• EXERCISE
Every line of the records below that holds the word "from" should be copied out.

• RECORD EXCERPTS

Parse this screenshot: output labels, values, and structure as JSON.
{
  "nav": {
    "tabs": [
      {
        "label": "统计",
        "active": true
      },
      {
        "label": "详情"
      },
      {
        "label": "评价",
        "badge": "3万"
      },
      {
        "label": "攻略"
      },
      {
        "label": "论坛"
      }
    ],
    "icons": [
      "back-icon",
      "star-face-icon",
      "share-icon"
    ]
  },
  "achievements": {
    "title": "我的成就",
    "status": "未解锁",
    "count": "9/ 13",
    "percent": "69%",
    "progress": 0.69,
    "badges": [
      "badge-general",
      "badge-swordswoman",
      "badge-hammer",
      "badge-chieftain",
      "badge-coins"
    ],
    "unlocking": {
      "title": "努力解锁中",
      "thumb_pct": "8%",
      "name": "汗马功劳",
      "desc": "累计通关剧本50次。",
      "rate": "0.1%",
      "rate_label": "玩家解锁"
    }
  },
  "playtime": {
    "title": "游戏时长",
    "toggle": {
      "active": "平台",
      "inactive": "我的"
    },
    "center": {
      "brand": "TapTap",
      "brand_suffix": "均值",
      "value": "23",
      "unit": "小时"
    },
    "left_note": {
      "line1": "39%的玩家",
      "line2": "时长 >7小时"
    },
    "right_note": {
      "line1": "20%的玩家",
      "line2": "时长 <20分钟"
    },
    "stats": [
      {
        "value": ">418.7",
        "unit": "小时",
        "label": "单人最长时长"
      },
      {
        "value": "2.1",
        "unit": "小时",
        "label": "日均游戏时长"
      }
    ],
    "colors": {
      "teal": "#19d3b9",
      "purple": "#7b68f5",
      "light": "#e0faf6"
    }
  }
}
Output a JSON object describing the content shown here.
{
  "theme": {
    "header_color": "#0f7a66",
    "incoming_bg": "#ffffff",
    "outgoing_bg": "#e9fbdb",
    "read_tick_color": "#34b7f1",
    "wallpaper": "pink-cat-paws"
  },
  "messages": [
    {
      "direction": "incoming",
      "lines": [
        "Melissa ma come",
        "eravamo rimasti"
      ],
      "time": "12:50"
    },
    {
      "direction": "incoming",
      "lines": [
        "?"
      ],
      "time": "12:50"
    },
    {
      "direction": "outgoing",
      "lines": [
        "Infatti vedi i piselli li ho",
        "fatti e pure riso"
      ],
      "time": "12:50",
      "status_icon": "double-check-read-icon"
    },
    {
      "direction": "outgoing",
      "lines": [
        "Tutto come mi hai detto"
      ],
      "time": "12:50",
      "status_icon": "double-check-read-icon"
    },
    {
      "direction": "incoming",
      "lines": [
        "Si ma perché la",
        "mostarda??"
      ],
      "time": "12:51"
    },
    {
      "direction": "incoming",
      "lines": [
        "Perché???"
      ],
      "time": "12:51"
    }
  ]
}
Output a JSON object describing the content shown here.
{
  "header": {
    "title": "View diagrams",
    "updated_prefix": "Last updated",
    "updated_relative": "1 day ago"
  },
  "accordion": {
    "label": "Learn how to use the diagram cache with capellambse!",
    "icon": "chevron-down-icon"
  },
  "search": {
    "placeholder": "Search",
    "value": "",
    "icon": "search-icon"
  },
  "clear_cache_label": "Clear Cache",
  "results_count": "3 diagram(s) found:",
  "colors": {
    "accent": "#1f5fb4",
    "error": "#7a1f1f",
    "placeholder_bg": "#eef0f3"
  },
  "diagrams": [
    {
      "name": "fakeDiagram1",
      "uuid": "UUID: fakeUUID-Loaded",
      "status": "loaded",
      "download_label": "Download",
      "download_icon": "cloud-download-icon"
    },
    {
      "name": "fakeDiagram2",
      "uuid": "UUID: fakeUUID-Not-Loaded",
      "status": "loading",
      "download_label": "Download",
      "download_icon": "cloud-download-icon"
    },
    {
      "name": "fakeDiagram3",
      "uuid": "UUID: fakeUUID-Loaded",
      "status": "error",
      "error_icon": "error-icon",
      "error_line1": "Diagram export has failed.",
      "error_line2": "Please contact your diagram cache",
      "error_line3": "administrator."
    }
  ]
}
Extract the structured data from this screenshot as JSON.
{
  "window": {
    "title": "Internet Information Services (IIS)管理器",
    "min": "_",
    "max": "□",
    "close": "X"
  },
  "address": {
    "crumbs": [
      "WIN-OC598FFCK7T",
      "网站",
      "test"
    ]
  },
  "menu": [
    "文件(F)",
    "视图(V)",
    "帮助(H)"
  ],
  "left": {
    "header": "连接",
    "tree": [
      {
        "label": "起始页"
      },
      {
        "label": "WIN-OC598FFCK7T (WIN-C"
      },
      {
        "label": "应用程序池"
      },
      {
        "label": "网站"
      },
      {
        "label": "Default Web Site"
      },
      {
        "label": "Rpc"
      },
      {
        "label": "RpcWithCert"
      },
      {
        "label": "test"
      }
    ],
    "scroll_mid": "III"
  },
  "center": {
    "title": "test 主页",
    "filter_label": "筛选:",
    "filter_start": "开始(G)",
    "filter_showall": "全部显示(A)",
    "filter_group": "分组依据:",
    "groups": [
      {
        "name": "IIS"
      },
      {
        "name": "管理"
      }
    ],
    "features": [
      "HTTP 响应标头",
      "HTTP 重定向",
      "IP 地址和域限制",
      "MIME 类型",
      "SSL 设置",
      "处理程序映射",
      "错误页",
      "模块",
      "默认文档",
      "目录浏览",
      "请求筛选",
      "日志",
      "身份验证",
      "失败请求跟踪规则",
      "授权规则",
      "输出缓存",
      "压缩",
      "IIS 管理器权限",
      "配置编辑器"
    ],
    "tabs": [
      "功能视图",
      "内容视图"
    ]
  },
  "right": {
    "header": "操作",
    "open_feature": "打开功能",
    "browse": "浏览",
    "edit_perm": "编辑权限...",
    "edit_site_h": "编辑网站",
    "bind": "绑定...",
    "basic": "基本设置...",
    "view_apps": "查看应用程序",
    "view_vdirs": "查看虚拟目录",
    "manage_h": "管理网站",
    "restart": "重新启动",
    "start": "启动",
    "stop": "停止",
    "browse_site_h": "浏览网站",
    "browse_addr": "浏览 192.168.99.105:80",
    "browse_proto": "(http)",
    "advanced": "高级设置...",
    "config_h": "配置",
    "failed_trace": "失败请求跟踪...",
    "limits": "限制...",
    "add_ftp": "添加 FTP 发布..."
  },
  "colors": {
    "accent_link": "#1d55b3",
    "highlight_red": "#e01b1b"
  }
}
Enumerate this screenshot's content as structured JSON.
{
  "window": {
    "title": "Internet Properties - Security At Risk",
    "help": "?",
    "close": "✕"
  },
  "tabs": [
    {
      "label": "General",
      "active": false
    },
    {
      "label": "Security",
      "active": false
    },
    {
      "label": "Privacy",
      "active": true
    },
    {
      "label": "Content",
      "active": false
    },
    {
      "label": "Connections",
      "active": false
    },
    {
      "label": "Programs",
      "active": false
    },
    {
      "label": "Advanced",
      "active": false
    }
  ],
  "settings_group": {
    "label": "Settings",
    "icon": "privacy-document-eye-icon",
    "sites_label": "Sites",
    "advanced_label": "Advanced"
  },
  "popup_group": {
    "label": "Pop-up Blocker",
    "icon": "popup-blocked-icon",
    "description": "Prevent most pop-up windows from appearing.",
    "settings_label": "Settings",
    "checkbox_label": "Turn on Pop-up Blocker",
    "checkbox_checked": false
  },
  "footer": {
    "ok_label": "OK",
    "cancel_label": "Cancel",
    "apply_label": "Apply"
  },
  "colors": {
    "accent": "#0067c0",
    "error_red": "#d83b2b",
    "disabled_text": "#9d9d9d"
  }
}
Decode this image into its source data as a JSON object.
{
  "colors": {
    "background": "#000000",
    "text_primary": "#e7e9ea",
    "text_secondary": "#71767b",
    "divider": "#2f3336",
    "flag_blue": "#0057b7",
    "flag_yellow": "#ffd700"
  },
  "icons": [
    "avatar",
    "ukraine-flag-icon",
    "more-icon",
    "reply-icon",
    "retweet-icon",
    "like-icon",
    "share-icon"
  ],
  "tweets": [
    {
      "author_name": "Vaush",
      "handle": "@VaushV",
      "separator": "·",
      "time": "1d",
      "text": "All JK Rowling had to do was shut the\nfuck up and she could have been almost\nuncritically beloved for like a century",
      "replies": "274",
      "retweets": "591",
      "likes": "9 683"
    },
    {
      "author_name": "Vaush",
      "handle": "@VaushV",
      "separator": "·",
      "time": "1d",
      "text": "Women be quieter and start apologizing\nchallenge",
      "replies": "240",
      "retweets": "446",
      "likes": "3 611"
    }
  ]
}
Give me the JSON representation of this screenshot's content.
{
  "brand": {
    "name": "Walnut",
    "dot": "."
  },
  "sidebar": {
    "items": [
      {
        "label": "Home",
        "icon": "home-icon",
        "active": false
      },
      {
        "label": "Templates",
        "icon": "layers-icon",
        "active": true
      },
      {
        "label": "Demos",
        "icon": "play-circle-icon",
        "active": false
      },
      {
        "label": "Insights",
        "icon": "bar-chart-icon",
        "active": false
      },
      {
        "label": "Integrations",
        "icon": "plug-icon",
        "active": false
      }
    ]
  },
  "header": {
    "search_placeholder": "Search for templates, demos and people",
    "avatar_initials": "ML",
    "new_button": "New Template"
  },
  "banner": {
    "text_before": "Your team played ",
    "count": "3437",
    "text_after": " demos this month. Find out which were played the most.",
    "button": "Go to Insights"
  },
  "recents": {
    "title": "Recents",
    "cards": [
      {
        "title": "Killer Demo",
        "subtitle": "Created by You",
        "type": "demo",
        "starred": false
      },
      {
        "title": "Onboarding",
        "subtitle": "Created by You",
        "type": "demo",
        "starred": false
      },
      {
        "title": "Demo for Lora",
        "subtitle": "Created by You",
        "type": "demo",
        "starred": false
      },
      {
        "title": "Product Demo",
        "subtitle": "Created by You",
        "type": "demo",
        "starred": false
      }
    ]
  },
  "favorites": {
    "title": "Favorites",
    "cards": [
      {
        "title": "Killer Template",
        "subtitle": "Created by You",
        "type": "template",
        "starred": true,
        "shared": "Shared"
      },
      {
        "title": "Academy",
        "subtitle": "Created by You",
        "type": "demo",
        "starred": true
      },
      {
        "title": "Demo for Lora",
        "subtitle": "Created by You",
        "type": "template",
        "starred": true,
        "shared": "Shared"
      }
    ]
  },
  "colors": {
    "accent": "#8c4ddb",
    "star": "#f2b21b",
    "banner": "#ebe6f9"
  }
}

• OUTPUT
Extract the structured data from this screenshot as JSON.
    "description": "Prevent most pop-up windows from appearing.",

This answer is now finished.